- TASK INSTRUCTIONS -
Return the records exactly, please. Every line should match.
*** EXTRACTED INFORMATION Section Begins ***
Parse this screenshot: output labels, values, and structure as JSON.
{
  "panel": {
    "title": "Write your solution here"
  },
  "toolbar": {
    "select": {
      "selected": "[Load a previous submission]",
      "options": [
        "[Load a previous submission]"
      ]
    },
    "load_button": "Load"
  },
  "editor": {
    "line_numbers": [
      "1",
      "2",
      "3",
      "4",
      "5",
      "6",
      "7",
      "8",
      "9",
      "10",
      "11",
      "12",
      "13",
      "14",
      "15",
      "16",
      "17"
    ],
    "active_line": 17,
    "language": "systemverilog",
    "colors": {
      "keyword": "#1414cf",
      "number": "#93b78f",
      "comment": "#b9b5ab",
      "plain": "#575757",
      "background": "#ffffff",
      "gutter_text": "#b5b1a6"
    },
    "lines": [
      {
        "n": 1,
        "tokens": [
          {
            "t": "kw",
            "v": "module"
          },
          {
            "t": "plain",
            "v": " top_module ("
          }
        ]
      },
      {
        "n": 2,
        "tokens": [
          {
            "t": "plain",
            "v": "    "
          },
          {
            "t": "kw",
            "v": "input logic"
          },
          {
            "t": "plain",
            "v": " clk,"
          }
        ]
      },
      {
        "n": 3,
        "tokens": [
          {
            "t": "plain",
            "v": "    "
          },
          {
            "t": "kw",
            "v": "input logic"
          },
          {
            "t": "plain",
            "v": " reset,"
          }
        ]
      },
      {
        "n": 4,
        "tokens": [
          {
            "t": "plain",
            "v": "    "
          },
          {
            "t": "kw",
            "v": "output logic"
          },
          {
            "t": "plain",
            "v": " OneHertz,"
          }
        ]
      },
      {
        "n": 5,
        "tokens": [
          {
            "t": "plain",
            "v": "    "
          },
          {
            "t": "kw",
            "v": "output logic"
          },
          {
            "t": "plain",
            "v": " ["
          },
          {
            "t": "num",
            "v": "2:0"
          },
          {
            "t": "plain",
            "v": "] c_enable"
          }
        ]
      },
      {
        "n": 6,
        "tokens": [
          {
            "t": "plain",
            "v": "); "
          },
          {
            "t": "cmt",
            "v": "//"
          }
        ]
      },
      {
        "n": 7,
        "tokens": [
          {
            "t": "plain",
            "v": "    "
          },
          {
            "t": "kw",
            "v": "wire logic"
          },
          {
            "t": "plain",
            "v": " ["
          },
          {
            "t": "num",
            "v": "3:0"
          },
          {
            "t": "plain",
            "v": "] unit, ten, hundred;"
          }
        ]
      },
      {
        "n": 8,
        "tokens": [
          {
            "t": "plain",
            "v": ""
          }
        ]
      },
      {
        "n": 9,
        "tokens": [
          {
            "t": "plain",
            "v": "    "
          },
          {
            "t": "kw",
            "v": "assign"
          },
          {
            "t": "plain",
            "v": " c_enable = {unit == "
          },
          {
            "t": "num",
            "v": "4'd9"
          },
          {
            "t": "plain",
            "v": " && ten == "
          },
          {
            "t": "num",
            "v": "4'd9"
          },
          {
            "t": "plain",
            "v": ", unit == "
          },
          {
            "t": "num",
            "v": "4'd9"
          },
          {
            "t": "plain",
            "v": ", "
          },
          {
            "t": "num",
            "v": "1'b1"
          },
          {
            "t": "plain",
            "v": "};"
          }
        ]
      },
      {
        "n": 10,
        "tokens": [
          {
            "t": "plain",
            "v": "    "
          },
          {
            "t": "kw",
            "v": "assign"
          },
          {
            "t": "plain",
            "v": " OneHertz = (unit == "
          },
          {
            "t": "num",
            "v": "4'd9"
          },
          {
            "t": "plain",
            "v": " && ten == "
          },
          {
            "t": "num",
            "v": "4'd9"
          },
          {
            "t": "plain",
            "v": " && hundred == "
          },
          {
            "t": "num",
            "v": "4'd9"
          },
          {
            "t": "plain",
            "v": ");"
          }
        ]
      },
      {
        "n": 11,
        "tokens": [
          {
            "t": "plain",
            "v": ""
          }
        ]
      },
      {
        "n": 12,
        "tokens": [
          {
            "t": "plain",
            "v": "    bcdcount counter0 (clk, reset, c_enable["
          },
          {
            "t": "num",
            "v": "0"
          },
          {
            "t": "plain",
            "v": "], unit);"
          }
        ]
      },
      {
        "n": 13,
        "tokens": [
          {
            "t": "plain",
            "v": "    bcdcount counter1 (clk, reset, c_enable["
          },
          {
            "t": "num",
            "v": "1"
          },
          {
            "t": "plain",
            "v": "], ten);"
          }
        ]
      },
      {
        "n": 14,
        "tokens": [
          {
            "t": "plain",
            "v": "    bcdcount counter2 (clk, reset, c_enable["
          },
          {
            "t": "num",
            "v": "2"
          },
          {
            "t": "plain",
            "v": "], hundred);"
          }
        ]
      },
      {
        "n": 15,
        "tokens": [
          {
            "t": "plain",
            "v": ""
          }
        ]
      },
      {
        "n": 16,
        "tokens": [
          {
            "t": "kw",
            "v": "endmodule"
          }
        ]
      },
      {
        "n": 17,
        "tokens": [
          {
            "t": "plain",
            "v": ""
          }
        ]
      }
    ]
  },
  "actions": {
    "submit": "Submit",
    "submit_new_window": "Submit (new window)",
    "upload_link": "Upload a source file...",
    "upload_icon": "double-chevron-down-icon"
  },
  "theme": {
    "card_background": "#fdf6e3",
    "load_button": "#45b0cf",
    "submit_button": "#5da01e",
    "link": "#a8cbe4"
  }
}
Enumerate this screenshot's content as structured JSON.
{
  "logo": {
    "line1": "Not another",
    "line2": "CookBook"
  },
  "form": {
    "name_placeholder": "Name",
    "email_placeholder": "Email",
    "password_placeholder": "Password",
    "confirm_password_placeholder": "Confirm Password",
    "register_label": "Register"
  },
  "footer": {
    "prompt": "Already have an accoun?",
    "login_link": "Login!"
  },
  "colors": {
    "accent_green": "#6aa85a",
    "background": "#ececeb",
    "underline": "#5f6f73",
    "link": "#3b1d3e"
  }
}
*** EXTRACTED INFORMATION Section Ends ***
- ANSWER TO THIS TASK -
Parse this screenshot: output labels, values, and structure as JSON.
{
  "panel": {
    "title": "Write your solution here"
  },
  "toolbar": {
    "select": {
      "selected": "[Load a previous submission]",
      "options": [
        "[Load a previous submission]"
      ]
    },
    "load_button": "Load"
  },
  "editor": {
    "line_numbers": [
      "1",
      "2",
      "3",
      "4",
      "5",
      "6",
      "7",
      "8",
      "9",
      "10",
      "11",
      "12",
      "13",
      "14",
      "15",
      "16",
      "17"
    ],
    "active_line": 17,
    "language": "systemverilog",
    "colors": {
      "keyword": "#1414cf",
      "number": "#93b78f",
      "comment": "#b9b5ab",
      "plain": "#575757",
      "background": "#ffffff",
      "gutter_text": "#b5b1a6"
    },
    "lines": [
      {
        "n": 1,
        "tokens": [
          {
            "t": "kw",
            "v": "module"
          },
          {
            "t": "plain",
            "v": " top_module ("
          }
        ]
      },
      {
        "n": 2,
        "tokens": [
          {
            "t": "plain",
            "v": "    "
          },
          {
            "t": "kw",
            "v": "input logic"
          },
          {
            "t": "plain",
            "v": " clk,"
          }
        ]
      },
      {
        "n": 3,
        "tokens": [
          {
            "t": "plain",
            "v": "    "
          },
          {
            "t": "kw",
            "v": "input logic"
          },
          {
            "t": "plain",
            "v": " reset,"
          }
        ]
      },
      {
        "n": 4,
        "tokens": [
          {
            "t": "plain",
            "v": "    "
          },
          {
            "t": "kw",
            "v": "output logic"
          },
          {
            "t": "plain",
            "v": " OneHertz,"
          }
        ]
      },
      {
        "n": 5,
        "tokens": [
          {
            "t": "plain",
            "v": "    "
          },
          {
            "t": "kw",
            "v": "output logic"
          },
          {
            "t": "plain",
            "v": " ["
          },
          {
            "t": "num",
            "v": "2:0"
          },
          {
            "t": "plain",
            "v": "] c_enable"
          }
        ]
      },
      {
        "n": 6,
        "tokens": [
          {
            "t": "plain",
            "v": "); "
          },
          {
            "t": "cmt",
            "v": "//"
          }
        ]
      },
      {
        "n": 7,
        "tokens": [
          {
            "t": "plain",
            "v": "    "
          },
          {
            "t": "kw",
            "v": "wire logic"
          },
          {
            "t": "plain",
            "v": " ["
          },
          {
            "t": "num",
            "v": "3:0"
          },
          {
            "t": "plain",
            "v": "] unit, ten, hundred;"
          }
        ]
      },
      {
        "n": 8,
        "tokens": [
          {
            "t": "plain",
            "v": ""
          }
        ]
      },
      {
        "n": 9,
        "tokens": [
          {
            "t": "plain",
            "v": "    "
          },
          {
            "t": "kw",
            "v": "assign"
          },
          {
            "t": "plain",
            "v": " c_enable = {unit == "
          },
          {
            "t": "num",
            "v": "4'd9"
          },
          {
            "t": "plain",
            "v": " && ten == "
          },
          {
            "t": "num",
            "v": "4'd9"
          },
          {
            "t": "plain",
            "v": ", unit == "
          },
          {
            "t": "num",
            "v": "4'd9"
          },
          {
            "t": "plain",
            "v": ", "
          },
          {
            "t": "num",
            "v": "1'b1"
          },
          {
            "t": "plain",
            "v": "};"
          }
        ]
      },
      {
        "n": 10,
        "tokens": [
          {
            "t": "plain",
            "v": "    "
          },
          {
            "t": "kw",
            "v": "assign"
          },
          {
            "t": "plain",
            "v": " OneHertz = (unit == "
          },
          {
            "t": "num",
            "v": "4'd9"
          },
          {
            "t": "plain",
            "v": " && ten == "
          },
          {
            "t": "num",
            "v": "4'd9"
          },
          {
            "t": "plain",
            "v": " && hundred == "
          },
          {
            "t": "num",
            "v": "4'd9"
          },
          {
            "t": "plain",
            "v": ");"
          }
        ]
      },
      {
        "n": 11,
        "tokens": [
          {
            "t": "plain",
            "v": ""
          }
        ]
      },
      {
        "n": 12,
        "tokens": [
          {
            "t": "plain",
            "v": "    bcdcount counter0 (clk, reset, c_enable["
          },
          {
            "t": "num",
            "v": "0"
          },
          {
            "t": "plain",
            "v": "], unit);"
          }
        ]
      },
      {
        "n": 13,
        "tokens": [
          {
            "t": "plain",
            "v": "    bcdcount counter1 (clk, reset, c_enable["
          },
          {
            "t": "num",
            "v": "1"
          },
          {
            "t": "plain",
            "v": "], ten);"
          }
        ]
      },
      {
        "n": 14,
        "tokens": [
          {
            "t": "plain",
            "v": "    bcdcount counter2 (clk, reset, c_enable["
          },
          {
            "t": "num",
            "v": "2"
          },
          {
            "t": "plain",
            "v": "], hundred);"
          }
        ]
      },
      {
        "n": 15,
        "tokens": [
          {
            "t": "plain",
            "v": ""
          }
        ]
      },
      {
        "n": 16,
        "tokens": [
          {
            "t": "kw",
            "v": "endmodule"
          }
        ]
      },
      {
        "n": 17,
        "tokens": [
          {
            "t": "plain",
            "v": ""
          }
        ]
      }
    ]
  },
  "actions": {
    "submit": "Submit",
    "submit_new_window": "Submit (new window)",
    "upload_link": "Upload a source file...",
    "upload_icon": "double-chevron-down-icon"
  },
  "theme": {
    "card_background": "#fdf6e3",
    "load_button": "#45b0cf",
    "submit_button": "#5da01e",
    "link": "#a8cbe4"
  }
}
Enumerate this screenshot's content as structured JSON.
{
  "logo": {
    "line1": "Not another",
    "line2": "CookBook"
  },
  "form": {
    "name_placeholder": "Name",
    "email_placeholder": "Email",
    "password_placeholder": "Password",
    "confirm_password_placeholder": "Confirm Password",
    "register_label": "Register"
  },
  "footer": {
    "prompt": "Already have an accoun?",
    "login_link": "Login!"
  },
  "colors": {
    "accent_green": "#6aa85a",
    "background": "#ececeb",
    "underline": "#5f6f73",
    "link": "#3b1d3e"
  }
}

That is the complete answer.